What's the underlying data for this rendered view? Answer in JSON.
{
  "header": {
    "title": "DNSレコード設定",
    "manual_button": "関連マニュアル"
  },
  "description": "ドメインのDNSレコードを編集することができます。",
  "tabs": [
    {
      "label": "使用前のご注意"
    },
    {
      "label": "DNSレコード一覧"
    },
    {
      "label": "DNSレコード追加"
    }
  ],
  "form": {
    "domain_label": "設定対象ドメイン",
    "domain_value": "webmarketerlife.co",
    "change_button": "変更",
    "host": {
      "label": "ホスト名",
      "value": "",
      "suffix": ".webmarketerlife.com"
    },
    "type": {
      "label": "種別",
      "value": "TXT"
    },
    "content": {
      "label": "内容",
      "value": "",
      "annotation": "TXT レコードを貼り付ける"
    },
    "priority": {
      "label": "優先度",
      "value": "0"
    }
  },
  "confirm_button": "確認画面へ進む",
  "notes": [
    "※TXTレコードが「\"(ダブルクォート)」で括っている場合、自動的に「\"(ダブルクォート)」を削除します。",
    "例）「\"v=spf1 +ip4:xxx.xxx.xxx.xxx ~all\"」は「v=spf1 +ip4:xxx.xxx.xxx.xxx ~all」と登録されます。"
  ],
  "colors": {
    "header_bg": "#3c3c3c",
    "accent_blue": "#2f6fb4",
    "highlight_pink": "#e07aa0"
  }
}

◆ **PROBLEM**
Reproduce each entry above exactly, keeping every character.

◆ **EXERCISE RESPONSE**
What's the underlying data for this rendered view? Answer in JSON.
{
  "header": {
    "title": "DNSレコード設定",
    "manual_button": "関連マニュアル"
  },
  "description": "ドメインのDNSレコードを編集することができます。",
  "tabs": [
    {
      "label": "使用前のご注意"
    },
    {
      "label": "DNSレコード一覧"
    },
    {
      "label": "DNSレコード追加"
    }
  ],
  "form": {
    "domain_label": "設定対象ドメイン",
    "domain_value": "webmarketerlife.co",
    "change_button": "変更",
    "host": {
      "label": "ホスト名",
      "value": "",
      "suffix": ".webmarketerlife.com"
    },
    "type": {
      "label": "種別",
      "value": "TXT"
    },
    "content": {
      "label": "内容",
      "value": "",
      "annotation": "TXT レコードを貼り付ける"
    },
    "priority": {
      "label": "優先度",
      "value": "0"
    }
  },
  "confirm_button": "確認画面へ進む",
  "notes": [
    "※TXTレコードが「\"(ダブルクォート)」で括っている場合、自動的に「\"(ダブルクォート)」を削除します。",
    "例）「\"v=spf1 +ip4:xxx.xxx.xxx.xxx ~all\"」は「v=spf1 +ip4:xxx.xxx.xxx.xxx ~all」と登録されます。"
  ],
  "colors": {
    "header_bg": "#3c3c3c",
    "accent_blue": "#2f6fb4",
    "highlight_pink": "#e07aa0"
  }
}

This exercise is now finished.